For example, he states that Menenius Agrippa, a Roman patrician, "behaves himself like a homely and familiar poet," a simile. He uses a metaphor to compare poetry to a mother who gives the "milk” of knowledge to future generations, and, as noted in the Themes section of this guide, elsewhere compares poetry to a beautiful woman.
On the negative side, Sidney uses similes to describe philosophers who use the art of poetry yet disavow it as "like ungrateful prentices [who] were not content to set up shops for themselves, but sought by all means to discredit their masters." Others who disavow poetry in the guise of Plato's "lion’s skin" are said to make "an ass-like braying against poesy." The bad poetry of England is "like an unmannerly daughter, showing a bad education, caus[ing] her mother Poesy’s honesty to be called in question." Verse with needlessly elaborate diction bears "a courtesan-like painted affectation," and poets who use too much decoration are "like those Indians, not content to wear ear-rings at the fit and natural place of the ears, but they will thrust jewels through their nose and lips, because they will be sure to be fine"

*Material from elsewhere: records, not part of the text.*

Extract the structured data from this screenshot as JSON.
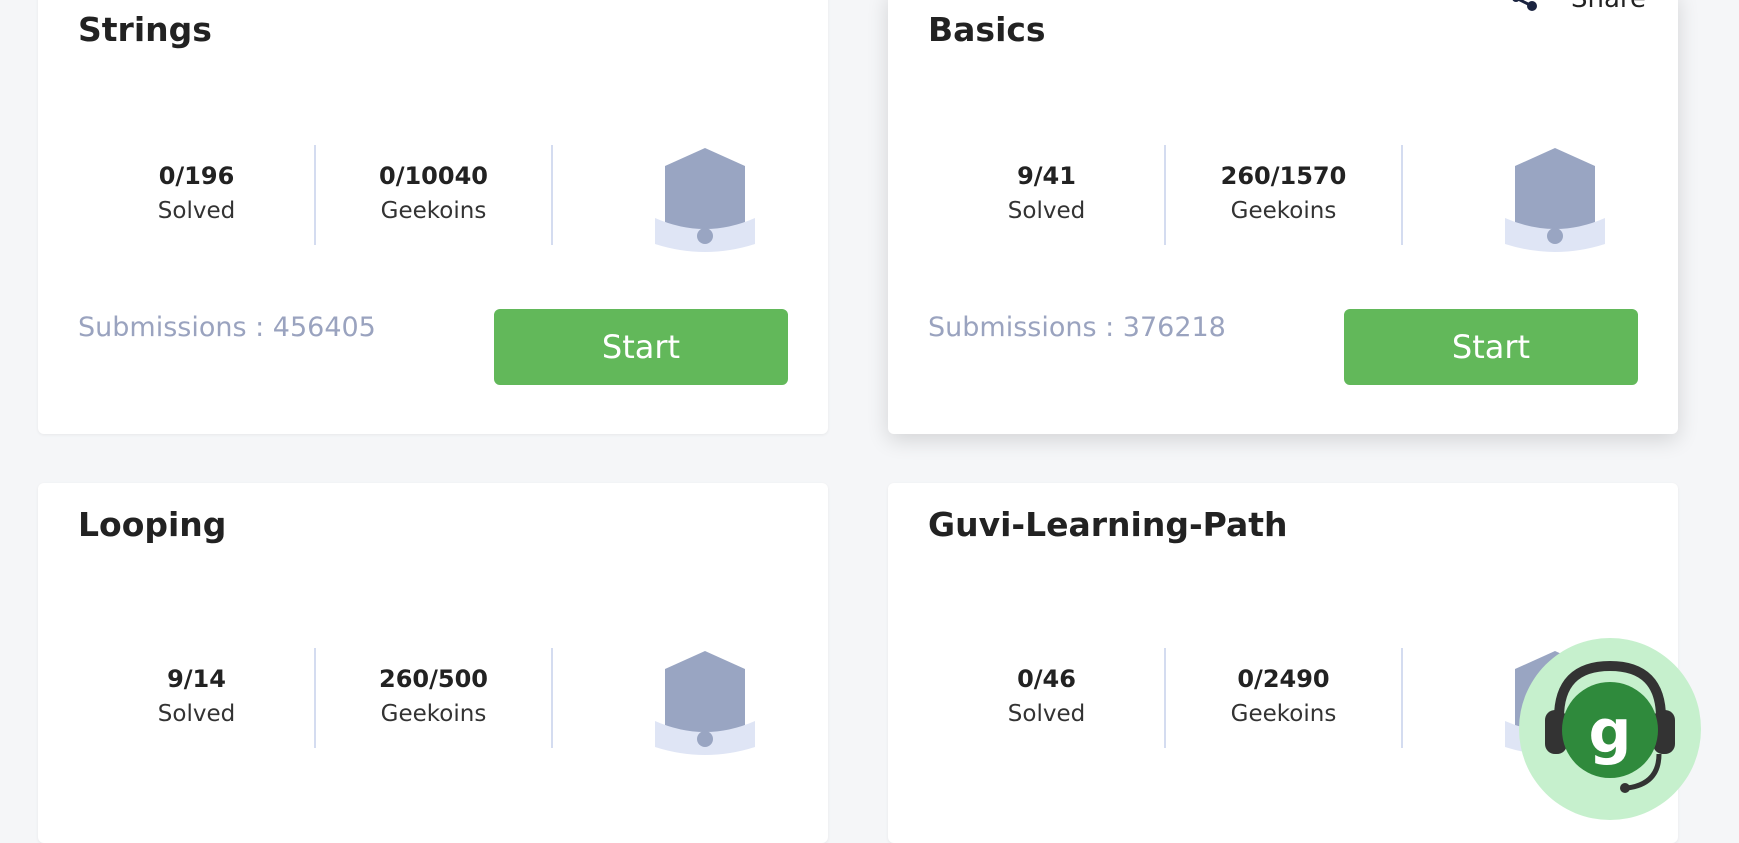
{
  "share_label": "Share",
  "cards": [
    {
      "title": "Strings",
      "solved": "0/196",
      "solved_label": "Solved",
      "geekoins": "0/10040",
      "geekoins_label": "Geekoins",
      "submissions": "Submissions : 456405",
      "start_label": "Start"
    },
    {
      "title": "Basics",
      "solved": "9/41",
      "solved_label": "Solved",
      "geekoins": "260/1570",
      "geekoins_label": "Geekoins",
      "submissions": "Submissions : 376218",
      "start_label": "Start"
    },
    {
      "title": "Looping",
      "solved": "9/14",
      "solved_label": "Solved",
      "geekoins": "260/500",
      "geekoins_label": "Geekoins"
    },
    {
      "title": "Guvi-Learning-Path",
      "solved": "0/46",
      "solved_label": "Solved",
      "geekoins": "0/2490",
      "geekoins_label": "Geekoins"
    }
  ],
  "colors": {
    "start_button": "#62b85a",
    "badge": "#99a5c2",
    "ribbon": "#dfe5f5",
    "divider": "#d4dcf0",
    "support_bg": "#c6f0cd"
  },
  "icons": {
    "share": "share-icon",
    "badge": "badge-icon",
    "support": "headset-support-icon"
  }
}
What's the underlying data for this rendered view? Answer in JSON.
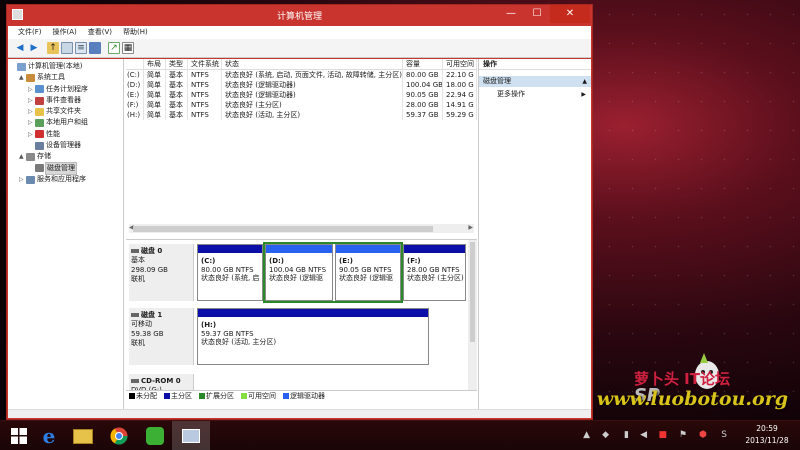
{
  "window": {
    "title": "计算机管理"
  },
  "menu": [
    "文件(F)",
    "操作(A)",
    "查看(V)",
    "帮助(H)"
  ],
  "tree": [
    {
      "label": "计算机管理(本地)",
      "indent": 0,
      "arrow": "",
      "icon": "computer-icon"
    },
    {
      "label": "系统工具",
      "indent": 1,
      "arrow": "▲",
      "icon": "tools-icon"
    },
    {
      "label": "任务计划程序",
      "indent": 2,
      "arrow": "▷",
      "icon": "task-scheduler-icon"
    },
    {
      "label": "事件查看器",
      "indent": 2,
      "arrow": "▷",
      "icon": "event-viewer-icon"
    },
    {
      "label": "共享文件夹",
      "indent": 2,
      "arrow": "▷",
      "icon": "shared-folder-icon"
    },
    {
      "label": "本地用户和组",
      "indent": 2,
      "arrow": "▷",
      "icon": "users-icon"
    },
    {
      "label": "性能",
      "indent": 2,
      "arrow": "▷",
      "icon": "performance-icon"
    },
    {
      "label": "设备管理器",
      "indent": 2,
      "arrow": "",
      "icon": "device-manager-icon"
    },
    {
      "label": "存储",
      "indent": 1,
      "arrow": "▲",
      "icon": "storage-icon"
    },
    {
      "label": "磁盘管理",
      "indent": 2,
      "arrow": "",
      "icon": "disk-icon",
      "selected": true
    },
    {
      "label": "服务和应用程序",
      "indent": 1,
      "arrow": "▷",
      "icon": "services-icon"
    }
  ],
  "volumes": {
    "headers": [
      "",
      "布局",
      "类型",
      "文件系统",
      "状态",
      "容量",
      "可用空间"
    ],
    "rows": [
      [
        "(C:)",
        "简单",
        "基本",
        "NTFS",
        "状态良好 (系统, 启动, 页面文件, 活动, 故障转储, 主分区)",
        "80.00 GB",
        "22.10 G"
      ],
      [
        "(D:)",
        "简单",
        "基本",
        "NTFS",
        "状态良好 (逻辑驱动器)",
        "100.04 GB",
        "18.00 G"
      ],
      [
        "(E:)",
        "简单",
        "基本",
        "NTFS",
        "状态良好 (逻辑驱动器)",
        "90.05 GB",
        "22.94 G"
      ],
      [
        "(F:)",
        "简单",
        "基本",
        "NTFS",
        "状态良好 (主分区)",
        "28.00 GB",
        "14.91 G"
      ],
      [
        "(H:)",
        "简单",
        "基本",
        "NTFS",
        "状态良好 (活动, 主分区)",
        "59.37 GB",
        "59.29 G"
      ]
    ]
  },
  "disks": [
    {
      "name": "磁盘 0",
      "type": "基本",
      "size": "298.09 GB",
      "status": "联机",
      "partitions": [
        {
          "name": "(C:)",
          "size": "80.00 GB NTFS",
          "status": "状态良好 (系统, 启",
          "kind": "primary"
        },
        {
          "name": "(D:)",
          "size": "100.04 GB NTFS",
          "status": "状态良好 (逻辑驱",
          "kind": "logical"
        },
        {
          "name": "(E:)",
          "size": "90.05 GB NTFS",
          "status": "状态良好 (逻辑驱",
          "kind": "logical"
        },
        {
          "name": "(F:)",
          "size": "28.00 GB NTFS",
          "status": "状态良好 (主分区)",
          "kind": "primary"
        }
      ]
    },
    {
      "name": "磁盘 1",
      "type": "可移动",
      "size": "59.38 GB",
      "status": "联机",
      "partitions": [
        {
          "name": "(H:)",
          "size": "59.37 GB NTFS",
          "status": "状态良好 (活动, 主分区)",
          "kind": "primary"
        }
      ]
    },
    {
      "name": "CD-ROM 0",
      "type": "DVD (G:)",
      "size": "",
      "status": "",
      "partitions": []
    }
  ],
  "legend": [
    {
      "label": "未分配",
      "color": "#000000"
    },
    {
      "label": "主分区",
      "color": "#0b0fa8"
    },
    {
      "label": "扩展分区",
      "color": "#2a8a2a"
    },
    {
      "label": "可用空间",
      "color": "#88dd44"
    },
    {
      "label": "逻辑驱动器",
      "color": "#2860f0"
    }
  ],
  "actions": {
    "header": "操作",
    "section": "磁盘管理",
    "item": "更多操作"
  },
  "watermark": {
    "site": "www.luobotou.org",
    "forum": "萝卜头 IT论坛",
    "sp": "SP"
  },
  "clock": {
    "time": "20:59",
    "date": "2013/11/28"
  },
  "colors": {
    "title_bar": "#c9352e",
    "primary_partition": "#0b0fa8",
    "logical_drive": "#2860f0",
    "extended_partition": "#2a8a2a"
  }
}
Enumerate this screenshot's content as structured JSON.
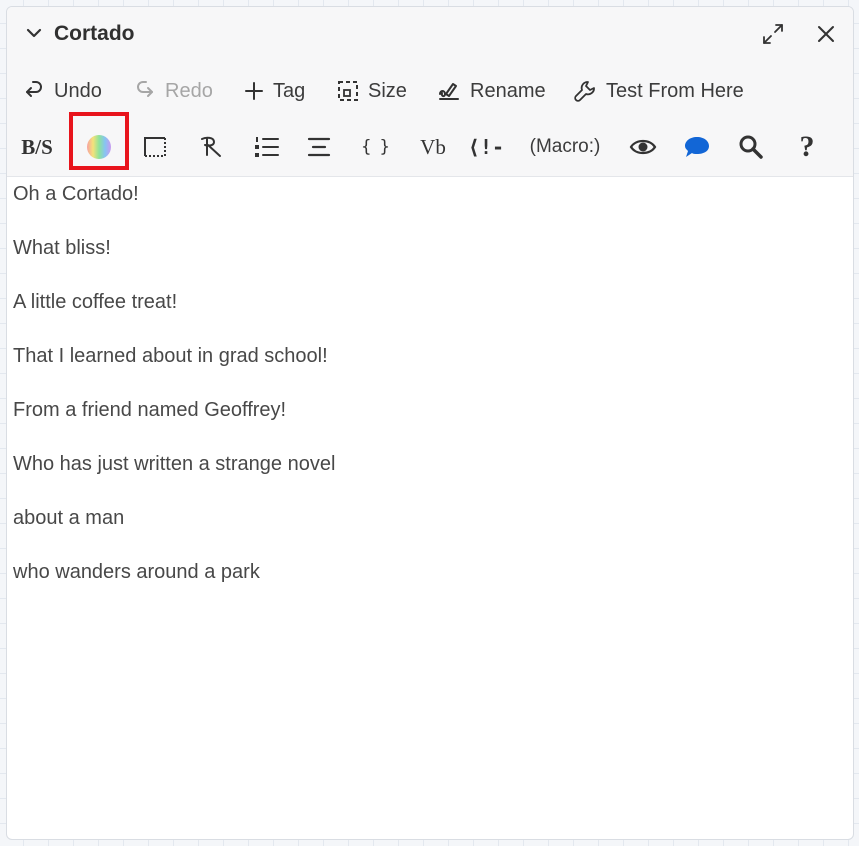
{
  "window": {
    "title": "Cortado",
    "collapse_icon": "chevron-down-icon",
    "maximize_icon": "expand-icon",
    "close_icon": "close-icon"
  },
  "toolbar": {
    "undo": "Undo",
    "redo": "Redo",
    "tag": "Tag",
    "size": "Size",
    "rename": "Rename",
    "test_from_here": "Test From Here",
    "redo_disabled": true
  },
  "format_toolbar": {
    "bold_strike_label": "B/S",
    "verbatim_label": "Vb",
    "comment_label": "⟨!-",
    "braces_label": "{ }",
    "macro_label": "(Macro:)",
    "help_label": "?",
    "highlighted_tool": "color-picker-button",
    "highlight_color": "#e8141c",
    "speech_bubble_color": "#1266d6"
  },
  "editor": {
    "lines": [
      "Oh a Cortado!",
      "What bliss!",
      "A little coffee treat!",
      "That I learned about in grad school!",
      "From a friend named Geoffrey!",
      "Who has just written a strange novel",
      "about a man",
      "who wanders around a park"
    ]
  }
}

In addition to these instances, Sidney compares poetry to the art of horsemanship in various places, as discussed in the Themes section of this guide.